[What you need to do]
Through to the final line, write out the records below exactly, omitting any images they contain.

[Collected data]
┄┄┄┄┄┄

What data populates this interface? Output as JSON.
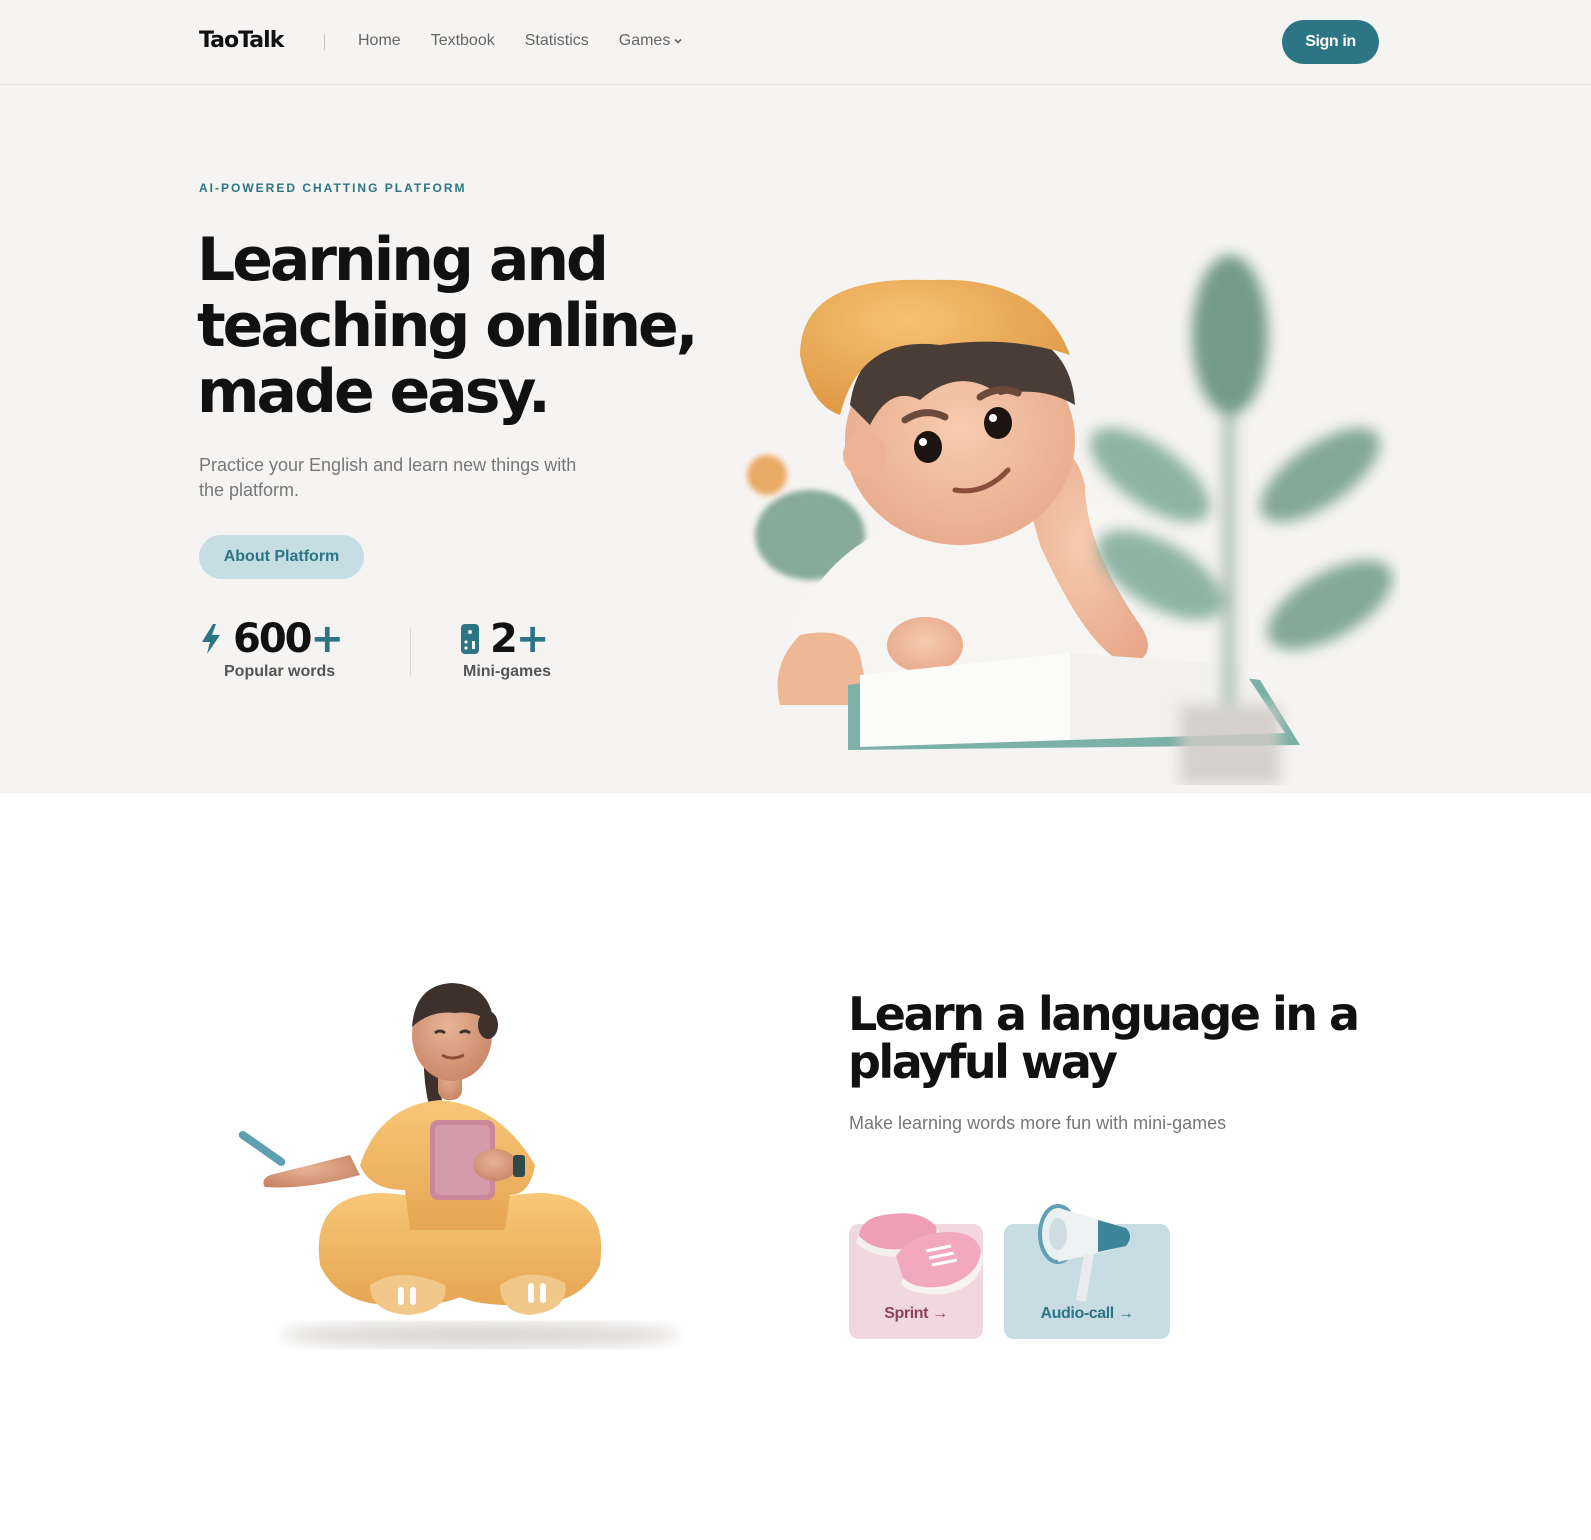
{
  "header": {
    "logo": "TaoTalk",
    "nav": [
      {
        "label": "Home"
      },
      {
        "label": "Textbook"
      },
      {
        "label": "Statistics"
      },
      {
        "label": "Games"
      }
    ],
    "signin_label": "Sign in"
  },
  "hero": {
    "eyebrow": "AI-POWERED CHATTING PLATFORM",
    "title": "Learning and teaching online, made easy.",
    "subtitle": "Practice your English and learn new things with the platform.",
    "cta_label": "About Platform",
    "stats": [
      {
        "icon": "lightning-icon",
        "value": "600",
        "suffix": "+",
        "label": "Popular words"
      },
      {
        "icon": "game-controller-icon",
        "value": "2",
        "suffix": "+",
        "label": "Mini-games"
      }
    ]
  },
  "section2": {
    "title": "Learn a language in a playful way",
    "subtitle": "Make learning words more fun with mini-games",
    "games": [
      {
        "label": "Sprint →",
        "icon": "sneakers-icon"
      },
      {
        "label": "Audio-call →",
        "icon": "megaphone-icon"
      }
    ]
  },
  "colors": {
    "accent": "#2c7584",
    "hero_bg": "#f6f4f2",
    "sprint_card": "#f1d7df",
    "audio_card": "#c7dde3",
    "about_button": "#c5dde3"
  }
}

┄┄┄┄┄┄

[Response to the exercise]
What data populates this interface? Output as JSON.
{
  "header": {
    "logo": "TaoTalk",
    "nav": [
      {
        "label": "Home"
      },
      {
        "label": "Textbook"
      },
      {
        "label": "Statistics"
      },
      {
        "label": "Games"
      }
    ],
    "signin_label": "Sign in"
  },
  "hero": {
    "eyebrow": "AI-POWERED CHATTING PLATFORM",
    "title": "Learning and teaching online, made easy.",
    "subtitle": "Practice your English and learn new things with the platform.",
    "cta_label": "About Platform",
    "stats": [
      {
        "icon": "lightning-icon",
        "value": "600",
        "suffix": "+",
        "label": "Popular words"
      },
      {
        "icon": "game-controller-icon",
        "value": "2",
        "suffix": "+",
        "label": "Mini-games"
      }
    ]
  },
  "section2": {
    "title": "Learn a language in a playful way",
    "subtitle": "Make learning words more fun with mini-games",
    "games": [
      {
        "label": "Sprint →",
        "icon": "sneakers-icon"
      },
      {
        "label": "Audio-call →",
        "icon": "megaphone-icon"
      }
    ]
  },
  "colors": {
    "accent": "#2c7584",
    "hero_bg": "#f6f4f2",
    "sprint_card": "#f1d7df",
    "audio_card": "#c7dde3",
    "about_button": "#c5dde3"
  }
}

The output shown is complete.